EXERCISE REQUIREMENTS: Please report, as a single number, how many lines in the entries include the string "folder".
AVAILABLE DATA: Begin
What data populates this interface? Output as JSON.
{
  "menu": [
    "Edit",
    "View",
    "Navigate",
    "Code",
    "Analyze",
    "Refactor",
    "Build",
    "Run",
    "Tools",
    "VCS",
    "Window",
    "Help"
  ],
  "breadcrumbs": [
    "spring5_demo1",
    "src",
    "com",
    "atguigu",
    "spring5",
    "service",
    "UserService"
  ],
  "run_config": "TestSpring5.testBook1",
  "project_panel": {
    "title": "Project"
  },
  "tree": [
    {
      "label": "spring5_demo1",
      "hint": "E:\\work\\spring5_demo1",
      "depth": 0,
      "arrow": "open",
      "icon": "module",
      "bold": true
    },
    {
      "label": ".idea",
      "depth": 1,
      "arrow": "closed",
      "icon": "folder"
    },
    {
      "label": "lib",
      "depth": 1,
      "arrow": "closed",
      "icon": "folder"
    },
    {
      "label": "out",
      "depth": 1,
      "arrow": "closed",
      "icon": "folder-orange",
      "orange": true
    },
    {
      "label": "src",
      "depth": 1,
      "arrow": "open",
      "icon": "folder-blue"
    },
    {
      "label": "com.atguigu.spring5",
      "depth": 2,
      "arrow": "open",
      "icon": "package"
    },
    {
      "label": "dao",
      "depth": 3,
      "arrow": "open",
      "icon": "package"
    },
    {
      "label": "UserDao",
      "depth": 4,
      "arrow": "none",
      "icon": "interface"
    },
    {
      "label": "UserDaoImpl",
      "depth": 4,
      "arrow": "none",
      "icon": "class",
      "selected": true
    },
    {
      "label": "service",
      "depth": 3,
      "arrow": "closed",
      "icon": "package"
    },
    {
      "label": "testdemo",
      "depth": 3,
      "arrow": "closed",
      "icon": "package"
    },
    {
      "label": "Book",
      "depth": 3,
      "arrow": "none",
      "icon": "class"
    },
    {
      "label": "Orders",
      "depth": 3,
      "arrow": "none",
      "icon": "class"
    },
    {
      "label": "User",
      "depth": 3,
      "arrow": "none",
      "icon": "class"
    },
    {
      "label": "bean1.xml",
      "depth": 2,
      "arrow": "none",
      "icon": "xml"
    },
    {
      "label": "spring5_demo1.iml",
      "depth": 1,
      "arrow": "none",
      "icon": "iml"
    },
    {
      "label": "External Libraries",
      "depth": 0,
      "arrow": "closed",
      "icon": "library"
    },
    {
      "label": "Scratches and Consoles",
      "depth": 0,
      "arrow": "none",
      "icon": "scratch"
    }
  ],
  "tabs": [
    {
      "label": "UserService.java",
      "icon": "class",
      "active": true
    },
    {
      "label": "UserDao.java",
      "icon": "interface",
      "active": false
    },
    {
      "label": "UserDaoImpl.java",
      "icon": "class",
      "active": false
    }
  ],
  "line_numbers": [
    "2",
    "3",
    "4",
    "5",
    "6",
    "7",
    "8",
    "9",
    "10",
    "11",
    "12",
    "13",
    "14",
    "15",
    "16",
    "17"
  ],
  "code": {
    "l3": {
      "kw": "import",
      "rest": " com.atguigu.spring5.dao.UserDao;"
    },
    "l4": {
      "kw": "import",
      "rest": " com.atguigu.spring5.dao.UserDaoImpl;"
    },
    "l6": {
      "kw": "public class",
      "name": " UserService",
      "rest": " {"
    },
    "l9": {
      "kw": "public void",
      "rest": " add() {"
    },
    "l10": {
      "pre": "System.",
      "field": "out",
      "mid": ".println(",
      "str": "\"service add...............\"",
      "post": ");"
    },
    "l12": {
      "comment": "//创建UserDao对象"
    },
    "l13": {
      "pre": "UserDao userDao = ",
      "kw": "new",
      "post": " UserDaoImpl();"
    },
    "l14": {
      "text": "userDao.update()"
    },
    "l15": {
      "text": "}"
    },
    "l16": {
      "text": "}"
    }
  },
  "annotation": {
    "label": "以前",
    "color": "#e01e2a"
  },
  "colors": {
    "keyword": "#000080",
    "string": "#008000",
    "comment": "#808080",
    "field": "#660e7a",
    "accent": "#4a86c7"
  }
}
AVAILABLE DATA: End
EXPECTED ANSWER: 4